§ **Exercise**
Retype the records in full, exactly as they stand.

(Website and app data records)
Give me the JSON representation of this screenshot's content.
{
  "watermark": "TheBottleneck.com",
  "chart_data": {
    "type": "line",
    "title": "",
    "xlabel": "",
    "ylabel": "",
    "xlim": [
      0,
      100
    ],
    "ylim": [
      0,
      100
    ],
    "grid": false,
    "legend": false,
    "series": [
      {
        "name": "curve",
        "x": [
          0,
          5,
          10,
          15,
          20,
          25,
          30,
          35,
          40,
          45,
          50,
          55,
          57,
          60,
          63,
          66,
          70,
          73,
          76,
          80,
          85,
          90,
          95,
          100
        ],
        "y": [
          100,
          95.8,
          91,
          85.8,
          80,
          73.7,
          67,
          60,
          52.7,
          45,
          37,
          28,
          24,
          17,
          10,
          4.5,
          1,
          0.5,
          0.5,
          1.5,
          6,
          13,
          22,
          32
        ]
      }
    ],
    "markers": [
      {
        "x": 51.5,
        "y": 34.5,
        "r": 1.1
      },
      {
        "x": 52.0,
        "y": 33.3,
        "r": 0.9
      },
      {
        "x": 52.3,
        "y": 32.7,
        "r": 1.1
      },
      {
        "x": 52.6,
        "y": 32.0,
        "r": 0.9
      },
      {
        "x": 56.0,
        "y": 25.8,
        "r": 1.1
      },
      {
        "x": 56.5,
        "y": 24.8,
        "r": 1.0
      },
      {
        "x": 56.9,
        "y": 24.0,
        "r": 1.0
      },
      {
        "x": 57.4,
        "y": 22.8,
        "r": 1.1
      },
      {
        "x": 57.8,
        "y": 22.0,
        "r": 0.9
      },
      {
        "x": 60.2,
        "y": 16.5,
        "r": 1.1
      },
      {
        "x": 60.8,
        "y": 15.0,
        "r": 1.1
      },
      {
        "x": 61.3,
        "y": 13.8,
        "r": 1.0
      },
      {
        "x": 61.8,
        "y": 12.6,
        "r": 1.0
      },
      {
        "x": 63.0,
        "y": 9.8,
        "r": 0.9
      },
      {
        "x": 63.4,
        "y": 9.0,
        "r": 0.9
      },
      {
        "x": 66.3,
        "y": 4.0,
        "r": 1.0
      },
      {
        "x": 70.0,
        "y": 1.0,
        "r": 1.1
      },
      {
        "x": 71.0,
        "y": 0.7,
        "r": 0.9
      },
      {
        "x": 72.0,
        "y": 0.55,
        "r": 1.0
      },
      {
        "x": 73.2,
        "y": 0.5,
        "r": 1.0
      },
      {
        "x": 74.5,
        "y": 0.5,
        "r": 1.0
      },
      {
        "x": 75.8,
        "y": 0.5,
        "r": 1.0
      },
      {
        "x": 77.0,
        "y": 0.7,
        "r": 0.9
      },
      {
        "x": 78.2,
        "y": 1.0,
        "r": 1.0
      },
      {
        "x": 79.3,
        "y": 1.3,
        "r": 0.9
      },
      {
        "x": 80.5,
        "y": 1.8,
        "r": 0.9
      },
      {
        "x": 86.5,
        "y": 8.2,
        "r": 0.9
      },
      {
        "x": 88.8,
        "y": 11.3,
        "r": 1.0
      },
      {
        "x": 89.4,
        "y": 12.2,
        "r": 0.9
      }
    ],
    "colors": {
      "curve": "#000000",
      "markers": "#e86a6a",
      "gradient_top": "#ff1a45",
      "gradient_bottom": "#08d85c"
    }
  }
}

§ **Answer for the task**
Give me the JSON representation of this screenshot's content.
{
  "watermark": "TheBottleneck.com",
  "chart_data": {
    "type": "line",
    "title": "",
    "xlabel": "",
    "ylabel": "",
    "xlim": [
      0,
      100
    ],
    "ylim": [
      0,
      100
    ],
    "grid": false,
    "legend": false,
    "series": [
      {
        "name": "curve",
        "x": [
          0,
          5,
          10,
          15,
          20,
          25,
          30,
          35,
          40,
          45,
          50,
          55,
          57,
          60,
          63,
          66,
          70,
          73,
          76,
          80,
          85,
          90,
          95,
          100
        ],
        "y": [
          100,
          95.8,
          91,
          85.8,
          80,
          73.7,
          67,
          60,
          52.7,
          45,
          37,
          28,
          24,
          17,
          10,
          4.5,
          1,
          0.5,
          0.5,
          1.5,
          6,
          13,
          22,
          32
        ]
      }
    ],
    "markers": [
      {
        "x": 51.5,
        "y": 34.5,
        "r": 1.1
      },
      {
        "x": 52.0,
        "y": 33.3,
        "r": 0.9
      },
      {
        "x": 52.3,
        "y": 32.7,
        "r": 1.1
      },
      {
        "x": 52.6,
        "y": 32.0,
        "r": 0.9
      },
      {
        "x": 56.0,
        "y": 25.8,
        "r": 1.1
      },
      {
        "x": 56.5,
        "y": 24.8,
        "r": 1.0
      },
      {
        "x": 56.9,
        "y": 24.0,
        "r": 1.0
      },
      {
        "x": 57.4,
        "y": 22.8,
        "r": 1.1
      },
      {
        "x": 57.8,
        "y": 22.0,
        "r": 0.9
      },
      {
        "x": 60.2,
        "y": 16.5,
        "r": 1.1
      },
      {
        "x": 60.8,
        "y": 15.0,
        "r": 1.1
      },
      {
        "x": 61.3,
        "y": 13.8,
        "r": 1.0
      },
      {
        "x": 61.8,
        "y": 12.6,
        "r": 1.0
      },
      {
        "x": 63.0,
        "y": 9.8,
        "r": 0.9
      },
      {
        "x": 63.4,
        "y": 9.0,
        "r": 0.9
      },
      {
        "x": 66.3,
        "y": 4.0,
        "r": 1.0
      },
      {
        "x": 70.0,
        "y": 1.0,
        "r": 1.1
      },
      {
        "x": 71.0,
        "y": 0.7,
        "r": 0.9
      },
      {
        "x": 72.0,
        "y": 0.55,
        "r": 1.0
      },
      {
        "x": 73.2,
        "y": 0.5,
        "r": 1.0
      },
      {
        "x": 74.5,
        "y": 0.5,
        "r": 1.0
      },
      {
        "x": 75.8,
        "y": 0.5,
        "r": 1.0
      },
      {
        "x": 77.0,
        "y": 0.7,
        "r": 0.9
      },
      {
        "x": 78.2,
        "y": 1.0,
        "r": 1.0
      },
      {
        "x": 79.3,
        "y": 1.3,
        "r": 0.9
      },
      {
        "x": 80.5,
        "y": 1.8,
        "r": 0.9
      },
      {
        "x": 86.5,
        "y": 8.2,
        "r": 0.9
      },
      {
        "x": 88.8,
        "y": 11.3,
        "r": 1.0
      },
      {
        "x": 89.4,
        "y": 12.2,
        "r": 0.9
      }
    ],
    "colors": {
      "curve": "#000000",
      "markers": "#e86a6a",
      "gradient_top": "#ff1a45",
      "gradient_bottom": "#08d85c"
    }
  }
}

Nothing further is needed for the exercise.